Return to Paradise is a drama based entirely on a key ethical dilemma. The dilemma itself is a potentially fascinating one, but the film doesn’t fully live up to its potential.
Sheriff, Tony and Lewis (Vince Vaughn, David Conrad and Joaquin Phoenix) are casual acquaintances. They met two years before while vacationing in Malaysia. Their days and nights were filled with rum, women and hashish. After their weeks in paradise, the three parted ways and lost contact.
Flash forward to the present day, when lawyer Beth Eastern (Anne Heche) arrives in New York to pay a visit on Sheriff and Tony. It seems that after the two of them left Malaysia, Lewis was apprehended with the remaining 104 grams of hashish, just enough to be classified as a drug dealer, and to be sentenced to death.
Beth is in New York to convince Sheriff and Tony to return with her to Malaysia. If they do, each man will be sentenced to three years in the Malaysian prison system. If they refuse, Lewis will be hanged in eight days…

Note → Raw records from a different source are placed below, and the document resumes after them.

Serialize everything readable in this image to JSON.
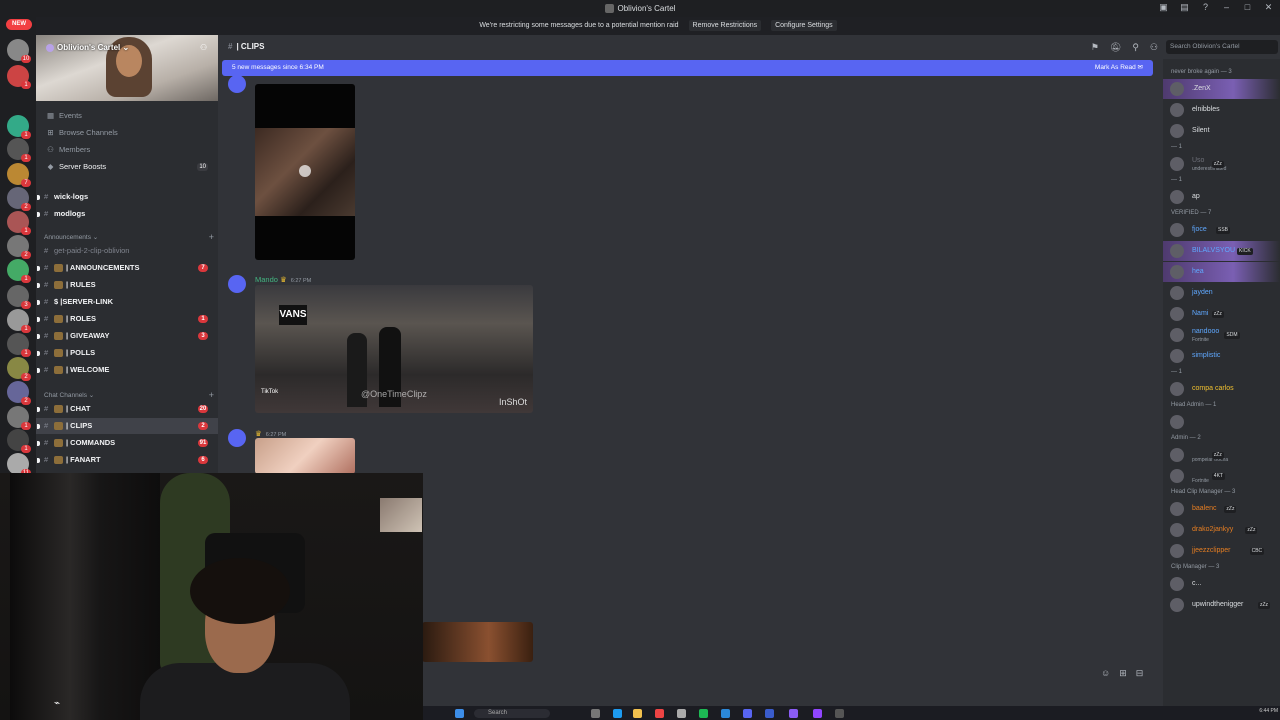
{
  "window": {
    "title": "Oblivion's Cartel"
  },
  "banner": {
    "text": "We're restricting some messages due to a potential mention raid",
    "remove_btn": "Remove Restrictions",
    "configure_btn": "Configure Settings"
  },
  "guilds": {
    "new_label": "NEW",
    "badges": [
      "10",
      "1",
      "1",
      "1",
      "7",
      "2",
      "1",
      "2",
      "1",
      "3",
      "1",
      "1",
      "2",
      "2",
      "1",
      "1",
      "11"
    ]
  },
  "sidebar": {
    "server_name": "Oblivion's Cartel",
    "nav": [
      {
        "label": "Events",
        "count": ""
      },
      {
        "label": "Browse Channels",
        "count": ""
      },
      {
        "label": "Members",
        "count": ""
      },
      {
        "label": "Server Boosts",
        "count": "10"
      }
    ],
    "channels_top": [
      "wick-logs",
      "modlogs"
    ],
    "announcements_label": "Announcements",
    "announcement_channels": [
      {
        "name": "get-paid-2-clip-oblivion",
        "unread": ""
      },
      {
        "name": "| ANNOUNCEMENTS",
        "unread": "7"
      },
      {
        "name": "| RULES",
        "unread": ""
      },
      {
        "name": "$ |SERVER-LINK",
        "unread": ""
      },
      {
        "name": "| ROLES",
        "unread": "1"
      },
      {
        "name": "| GIVEAWAY",
        "unread": "3"
      },
      {
        "name": "| POLLS",
        "unread": ""
      },
      {
        "name": "| WELCOME",
        "unread": ""
      }
    ],
    "chat_label": "Chat Channels",
    "chat_channels": [
      {
        "name": "| CHAT",
        "unread": "20"
      },
      {
        "name": "| CLIPS",
        "unread": "2"
      },
      {
        "name": "| COMMANDS",
        "unread": "91"
      },
      {
        "name": "| FANART",
        "unread": "6"
      }
    ]
  },
  "header": {
    "channel": "| CLIPS",
    "search_placeholder": "Search Oblivion's Cartel"
  },
  "chat": {
    "new_messages": "5 new messages since 6:34 PM",
    "mark_read": "Mark As Read",
    "messages": [
      {
        "author": "",
        "time": "6:27 PM"
      },
      {
        "author": "Mando",
        "time": "6:27 PM",
        "watermark": "@OneTimeClipz",
        "store": "VANS",
        "source": "TikTok",
        "editor": "InShOt"
      },
      {
        "author": "",
        "time": "6:27 PM"
      }
    ]
  },
  "members": [
    {
      "type": "cat",
      "label": "never broke again — 3"
    },
    {
      "type": "mem",
      "name": ".ZenX",
      "sub": "",
      "tag": "",
      "color": "#dbdee1",
      "hl": true
    },
    {
      "type": "mem",
      "name": "elnibbles",
      "sub": "",
      "tag": "",
      "color": "#dbdee1"
    },
    {
      "type": "mem",
      "name": "Silent",
      "sub": "",
      "tag": "",
      "color": "#dbdee1"
    },
    {
      "type": "cat",
      "label": "— 1"
    },
    {
      "type": "mem",
      "name": "Uso",
      "sub": "underestimated",
      "tag": "zZz",
      "color": "#6d6f78"
    },
    {
      "type": "cat",
      "label": "— 1"
    },
    {
      "type": "mem",
      "name": "ap",
      "sub": "",
      "tag": "",
      "color": "#dbdee1"
    },
    {
      "type": "cat",
      "label": "VERIFIED — 7"
    },
    {
      "type": "mem",
      "name": "fjoce",
      "sub": "",
      "tag": "SSB",
      "color": "#5fa8ff"
    },
    {
      "type": "mem",
      "name": "BILALVSYOU",
      "sub": "",
      "tag": "KICK",
      "color": "#5fa8ff",
      "hl": true
    },
    {
      "type": "mem",
      "name": "hea",
      "sub": "",
      "tag": "",
      "color": "#5fa8ff",
      "hl": true
    },
    {
      "type": "mem",
      "name": "jayden",
      "sub": "",
      "tag": "",
      "color": "#5fa8ff"
    },
    {
      "type": "mem",
      "name": "Nami",
      "sub": "",
      "tag": "zZz",
      "color": "#5fa8ff"
    },
    {
      "type": "mem",
      "name": "nandooo",
      "sub": "Fortnite",
      "tag": "SDM",
      "color": "#5fa8ff"
    },
    {
      "type": "mem",
      "name": "simplistic",
      "sub": "",
      "tag": "",
      "color": "#5fa8ff"
    },
    {
      "type": "cat",
      "label": "— 1"
    },
    {
      "type": "mem",
      "name": "compa carlos",
      "sub": "",
      "tag": "",
      "color": "#f0c030"
    },
    {
      "type": "cat",
      "label": "Head Admin — 1"
    },
    {
      "type": "mem",
      "name": "",
      "sub": "",
      "tag": "",
      "color": "#dbdee1"
    },
    {
      "type": "cat",
      "label": "Admin — 2"
    },
    {
      "type": "mem",
      "name": "",
      "sub": "pompeiar trocha",
      "tag": "zZz",
      "color": "#a25de0"
    },
    {
      "type": "mem",
      "name": "",
      "sub": "Fortnite",
      "tag": "4KT",
      "color": "#a25de0"
    },
    {
      "type": "cat",
      "label": "Head Clip Manager — 3"
    },
    {
      "type": "mem",
      "name": "baalenc",
      "sub": "",
      "tag": "zZz",
      "color": "#e67e22"
    },
    {
      "type": "mem",
      "name": "drako2jankyy",
      "sub": "",
      "tag": "zZz",
      "color": "#e67e22"
    },
    {
      "type": "mem",
      "name": "jjeezzclipper",
      "sub": "",
      "tag": "CBC",
      "color": "#e67e22"
    },
    {
      "type": "cat",
      "label": "Clip Manager — 3"
    },
    {
      "type": "mem",
      "name": "c...",
      "sub": "",
      "tag": "",
      "color": "#dbdee1"
    },
    {
      "type": "mem",
      "name": "upwindthenigger",
      "sub": "",
      "tag": "zZz",
      "color": "#dbdee1"
    }
  ],
  "taskbar": {
    "search": "Search",
    "time": "6:44 PM"
  },
  "colors": {
    "accent": "#5865f2",
    "bg": "#313338",
    "sidebar": "#2b2d31",
    "danger": "#da373c"
  }
}
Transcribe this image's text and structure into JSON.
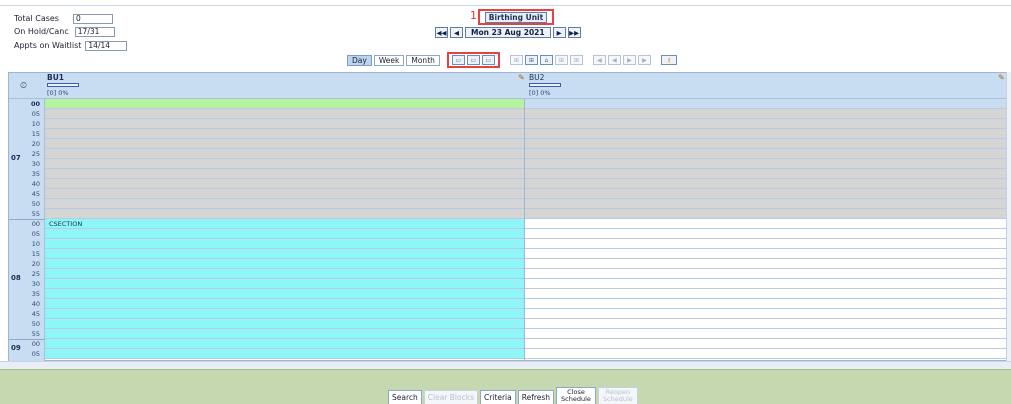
{
  "summary": {
    "total_cases_label": "Total Cases",
    "total_cases_value": "0",
    "on_hold_label": "On Hold/Canc",
    "on_hold_value": "17/31",
    "waitlist_label": "Appts on Waitlist",
    "waitlist_value": "14/14"
  },
  "annotation": {
    "marker": "1"
  },
  "unit": {
    "title": "Birthing Unit"
  },
  "nav": {
    "first": "◀◀",
    "prev": "◀",
    "date": "Mon 23 Aug 2021",
    "next": "▶",
    "last": "▶▶"
  },
  "views": {
    "day": "Day",
    "week": "Week",
    "month": "Month",
    "active": "Day"
  },
  "columns": [
    {
      "name": "BU1",
      "pct": "[0] 0%"
    },
    {
      "name": "BU2",
      "pct": "[0] 0%"
    }
  ],
  "schedule": {
    "hours": [
      "07",
      "08",
      "09"
    ],
    "minutes_07": [
      "00",
      "05",
      "10",
      "15",
      "20",
      "25",
      "30",
      "35",
      "40",
      "45",
      "50",
      "55"
    ],
    "minutes_08": [
      "00",
      "05",
      "10",
      "15",
      "20",
      "25",
      "30",
      "35",
      "40",
      "45",
      "50",
      "55"
    ],
    "minutes_09": [
      "00",
      "05"
    ],
    "block_label": "CSECTION",
    "colors": {
      "available": "#b5f3a0",
      "blocked": "#d5d5d5",
      "csection": "#8ff6f8",
      "open": "#ffffff"
    }
  },
  "footer": {
    "search": "Search",
    "clear_blocks": "Clear Blocks",
    "criteria": "Criteria",
    "refresh": "Refresh",
    "close_line1": "Close",
    "close_line2": "Schedule",
    "reopen_line1": "Reopen",
    "reopen_line2": "Schedule"
  }
}
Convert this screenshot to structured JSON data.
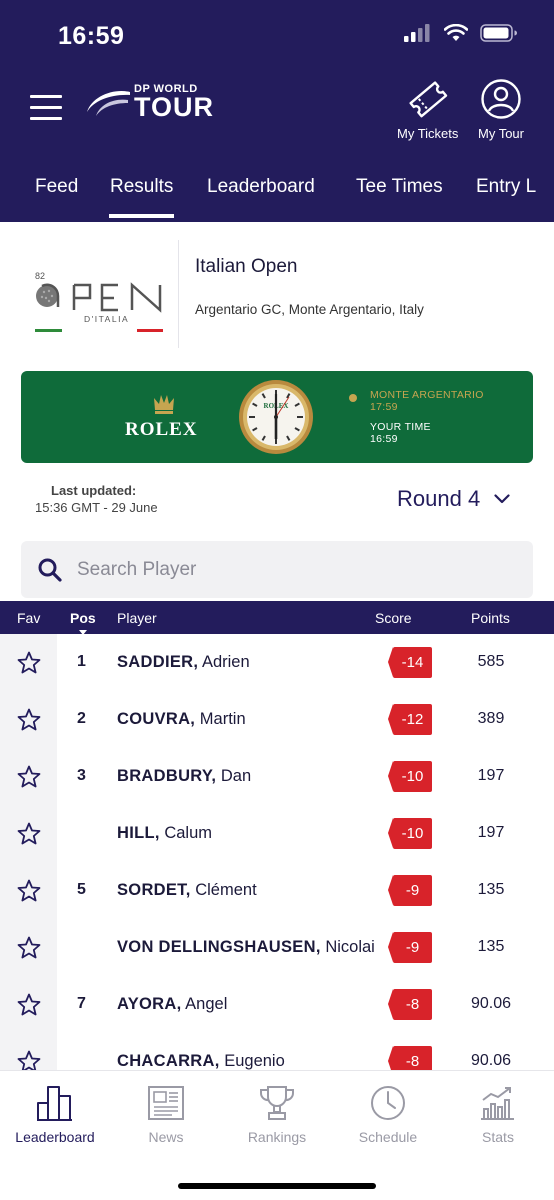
{
  "status": {
    "time": "16:59"
  },
  "header": {
    "logo_small": "DP WORLD",
    "logo_big": "TOUR",
    "tickets_label": "My Tickets",
    "mytour_label": "My Tour"
  },
  "tabs": [
    {
      "label": "Feed"
    },
    {
      "label": "Results"
    },
    {
      "label": "Leaderboard"
    },
    {
      "label": "Tee Times"
    },
    {
      "label": "Entry L"
    }
  ],
  "event": {
    "logo_number": "82",
    "logo_text": "OPEN",
    "logo_sub": "D'ITALIA",
    "title": "Italian Open",
    "venue": "Argentario GC, Monte Argentario, Italy"
  },
  "rolex": {
    "brand": "ROLEX",
    "location_label": "MONTE ARGENTARIO",
    "location_time": "17:59",
    "your_time_label": "YOUR TIME",
    "your_time": "16:59"
  },
  "update": {
    "label": "Last updated:",
    "value": "15:36 GMT - 29 June"
  },
  "round": {
    "label": "Round 4"
  },
  "search": {
    "placeholder": "Search Player"
  },
  "table": {
    "headers": {
      "fav": "Fav",
      "pos": "Pos",
      "player": "Player",
      "score": "Score",
      "points": "Points"
    },
    "rows": [
      {
        "pos": "1",
        "last": "SADDIER,",
        "first": "Adrien",
        "score": "-14",
        "points": "585"
      },
      {
        "pos": "2",
        "last": "COUVRA,",
        "first": "Martin",
        "score": "-12",
        "points": "389"
      },
      {
        "pos": "3",
        "last": "BRADBURY,",
        "first": "Dan",
        "score": "-10",
        "points": "197"
      },
      {
        "pos": "",
        "last": "HILL,",
        "first": "Calum",
        "score": "-10",
        "points": "197"
      },
      {
        "pos": "5",
        "last": "SORDET,",
        "first": "Clément",
        "score": "-9",
        "points": "135"
      },
      {
        "pos": "",
        "last": "VON DELLINGSHAUSEN,",
        "first": "Nicolai",
        "score": "-9",
        "points": "135"
      },
      {
        "pos": "7",
        "last": "AYORA,",
        "first": "Angel",
        "score": "-8",
        "points": "90.06"
      },
      {
        "pos": "",
        "last": "CHACARRA,",
        "first": "Eugenio",
        "score": "-8",
        "points": "90.06"
      }
    ]
  },
  "bottom_nav": [
    {
      "label": "Leaderboard",
      "icon": "leaderboard-bars-icon",
      "active": true
    },
    {
      "label": "News",
      "icon": "newspaper-icon",
      "active": false
    },
    {
      "label": "Rankings",
      "icon": "trophy-icon",
      "active": false
    },
    {
      "label": "Schedule",
      "icon": "clock-icon",
      "active": false
    },
    {
      "label": "Stats",
      "icon": "stats-chart-icon",
      "active": false
    }
  ],
  "colors": {
    "brand_navy": "#231c5c",
    "score_red": "#d8232a",
    "rolex_green": "#0f6b3a",
    "rolex_gold": "#c6a550",
    "inactive_nav": "#9a9aa5"
  }
}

Return to Paradise poses an intriguing ethical dilemma. Unfortunately, the way the film poses it leaves little doubt as to what the eventual resolution will be. It simply becomes a matter of waiting for the characters to come around to the film’s point of view.
Another of the film’s stumbling blocks is with the film’s lead character, Sheriff. Though he’s given a few minor introductory scenes in Malaysia, we are introduced to his character primarily through the moral dilemma. Vince Vaughn plays Sheriff with great ambivalence. Since we have no neutral ground with which to view his character, we never know what he’s really thinking.
David Conrad is mostly ignored as Tony, so we’re given even less insight into his character than Sheriff’s. Redeeming the cast, however, are Anne Heche and Joaquin Phoenix. Both give passionate, moving performances that show the heights to which Return to Paradise might have risen.
Still, there are some interesting ideas sprinkled around Return to Paradise. One subplot, involving Jada Pinkett Smith as a journalist who is investigating the story, ties in nicely with the overall theme of responsibility vs. self-interest. There is plenty of material throughout to spark an after-the-movie “what would you do” conversation.
Return to Paradise isn’t a bad film. It’s just one that doesn’t live up to its potential.